Rochelle stopped again in the center of the room. “Make no mistake about it. We ARE the servants of the sacred flame, and we ARE the only thing that stands between the world of man and the shadow of the plague. If we fail, the world will fail, and it has been so since the founding of our order. Our swords keep the darkness at bay, yes, but also our quills, our hammers, our scythes, our sails, and our prayers. There is no more vital calling, even for our humblest brothers, and we must not fail because—do you know why?”
“There is but one Cure!” said the Acolytes as one.
“Exactly,” said Rochelle, “and WE are the keepers of that Cure. Sir Osmund? The list, please?”
Sir Osmund appeared at his side with a roll of parchment, backed by a priest from the Credo. “If I call your name, please step forward.” He cleared his throat once. “Garth Tolley, of Tunbridge . . .”
Name after name was called, bringing colytes forward to take the precepts. Garth, Cragson, and most of the best fighters were called to the knighthood. Darrin became a librarian, just as he’d predicted; the tall boy sighed in relief.
Alex waited and waited . . . it was strange that her name would be so far down the list. And then—but no, that couldn’t be right. Surely some mistake had been made. Osmund was rolling up the list without calling her name. Alex nearly said something, but restrained herself just in time. Not in front of the Grand Master . . .
Her cheeks began to burn in shame as the realization set in. She had not passed the trials; she would not take the precepts or become a knight. She had failed, and would not even get a chance to speak to the Grand Master about Dalia. She’d slain more zombii than any of the Acolytes, trained hard under McCann’s eye, and yet still it wasn’t enough. She couldn’t even pass the trials, much less save Dalia from the Plague.
She was a failure.
Alex barely heard the Grand Master lead the other Acolytes through their vows. She barely saw Rochelle take up the sword of the Founder and dub the new knights. She didn’t smell the perfumed oils or the incense; she didn’t hear the priest recite the Credo, and she didn’t watch them walk from the room. Everything was a blur as hot tears threatened to spill from her eyes.
She only noticed what was happening when the double doors slammed shut behind Sir Osmund. The others were gone; her name had not been called for anything. She was alone in the chapel except for—she almost jumped when he realized it—the Grand Master. He was looking at her, right at her, staring into her face. Alex’s despair gave way to confusion, at least for the moment.
“Acolyte Alexis of Goodhollow . . . and now, it is your turn.”
“Master.” She bowed her head.
The two ice-blue eyes of the Grand Master were focused on her, like he was trying to read Alex’s mind. “You came here underage, half-maimed, swordless, and escorted by one of the most notorious oathbreakers of the past twenty years. You’ve been bloodied in battle, seen your comrades die, and you’re suspicious of unfamiliar wine.” Half of a smile showed itself for an instant. “You know the horrors of the Plague beyond what all but a handful can imagine . . . if your story is to be believed.”

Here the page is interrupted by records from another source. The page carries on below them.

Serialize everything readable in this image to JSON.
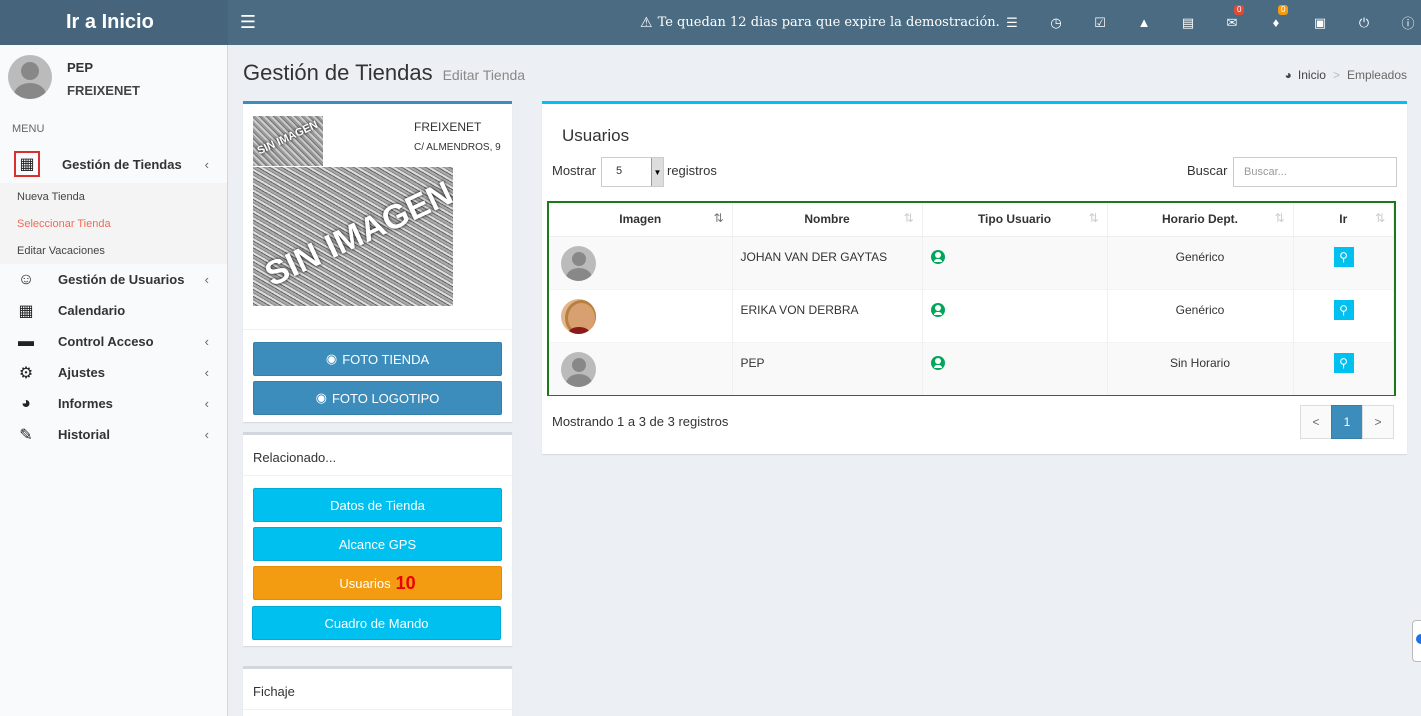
{
  "header": {
    "logo_text": "Ir a Inicio",
    "demo_message": "Te quedan 12 dias para que expire la demostración.",
    "icons": [
      "list-icon",
      "clock-icon",
      "calendar-check-icon",
      "road-icon",
      "newspaper-icon",
      "comments-icon",
      "bell-icon",
      "cart-icon",
      "power-icon",
      "help-icon"
    ],
    "comments_badge": "0",
    "bell_badge": "0"
  },
  "sidebar": {
    "user_name": "PEP",
    "user_company": "FREIXENET",
    "menu_header": "MENU",
    "items": [
      {
        "label": "Gestión de Tiendas",
        "icon": "building-icon"
      },
      {
        "label": "Gestión de Usuarios",
        "icon": "smile-icon"
      },
      {
        "label": "Calendario",
        "icon": "calendar-icon"
      },
      {
        "label": "Control Acceso",
        "icon": "credit-card-icon"
      },
      {
        "label": "Ajustes",
        "icon": "gear-icon"
      },
      {
        "label": "Informes",
        "icon": "pie-chart-icon"
      },
      {
        "label": "Historial",
        "icon": "edit-icon"
      }
    ],
    "submenu": [
      "Nueva Tienda",
      "Seleccionar Tienda",
      "Editar Vacaciones"
    ]
  },
  "page": {
    "title": "Gestión de Tiendas",
    "subtitle": "Editar Tienda",
    "breadcrumb_home": "Inicio",
    "breadcrumb_current": "Empleados"
  },
  "store": {
    "name": "FREIXENET",
    "address": "C/ ALMENDROS, 9",
    "image_placeholder": "SIN IMAGEN",
    "foto_tienda": "FOTO TIENDA",
    "foto_logotipo": "FOTO LOGOTIPO"
  },
  "related": {
    "title": "Relacionado...",
    "datos": "Datos de Tienda",
    "gps": "Alcance GPS",
    "usuarios": "Usuarios",
    "usuarios_count": "10",
    "cuadro": "Cuadro de Mando"
  },
  "fichaje": {
    "title": "Fichaje"
  },
  "users": {
    "title": "Usuarios",
    "show_label": "Mostrar",
    "page_size": "5",
    "records_label": "registros",
    "search_label": "Buscar",
    "search_placeholder": "Buscar...",
    "columns": [
      "Imagen",
      "Nombre",
      "Tipo Usuario",
      "Horario Dept.",
      "Ir"
    ],
    "rows": [
      {
        "name": "JOHAN VAN DER GAYTAS",
        "horario": "Genérico"
      },
      {
        "name": "ERIKA VON DERBRA",
        "horario": "Genérico"
      },
      {
        "name": "PEP",
        "horario": "Sin Horario"
      }
    ],
    "showing": "Mostrando 1 a 3 de 3 registros",
    "pagination": {
      "prev": "<",
      "current": "1",
      "next": ">"
    }
  }
}
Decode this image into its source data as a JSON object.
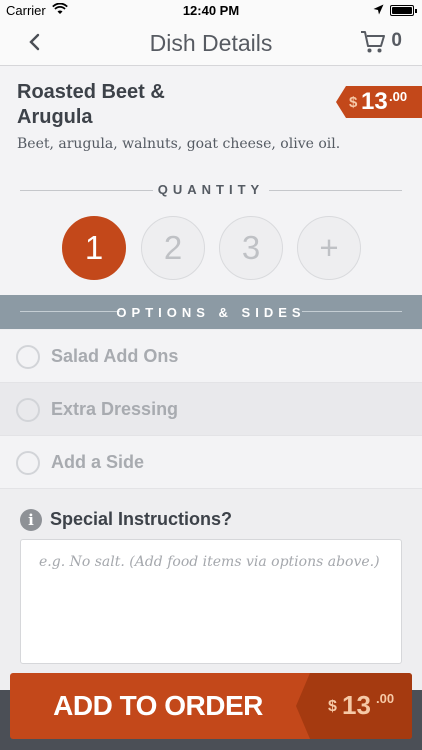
{
  "status_bar": {
    "carrier": "Carrier",
    "time": "12:40 PM"
  },
  "nav": {
    "title": "Dish Details",
    "cart_count": "0"
  },
  "dish": {
    "name": "Roasted Beet & Arugula",
    "description": "Beet, arugula, walnuts, goat cheese, olive oil.",
    "price_currency": "$",
    "price_dollars": "13",
    "price_cents": ".00"
  },
  "quantity": {
    "label": "QUANTITY",
    "options": [
      "1",
      "2",
      "3",
      "+"
    ],
    "selected": "1"
  },
  "options_sides": {
    "label": "OPTIONS & SIDES",
    "items": [
      {
        "label": "Salad Add Ons"
      },
      {
        "label": "Extra Dressing"
      },
      {
        "label": "Add a Side"
      }
    ]
  },
  "special_instructions": {
    "title": "Special Instructions?",
    "placeholder": "e.g. No salt. (Add food items via options above.)",
    "value": ""
  },
  "add_to_order": {
    "label": "ADD TO ORDER",
    "price_currency": "$",
    "price_dollars": "13",
    "price_cents": ".00"
  },
  "colors": {
    "accent": "#c3481a",
    "header_bar": "#8c9aa4",
    "text": "#3d4249"
  }
}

Alex gulped. The word ‘if’ hung heavy in the air.
“You’ve come through all of that . . . and yet still I do not grant you knighthood. Tell me, Alex, is that why you stand there pretending not to cry? Tell me truly.”
Alex said nothing. The Grand Master looked at for a moment more before turning to one of the doors. “Come. Walk with me.”
(Go on to Part 42)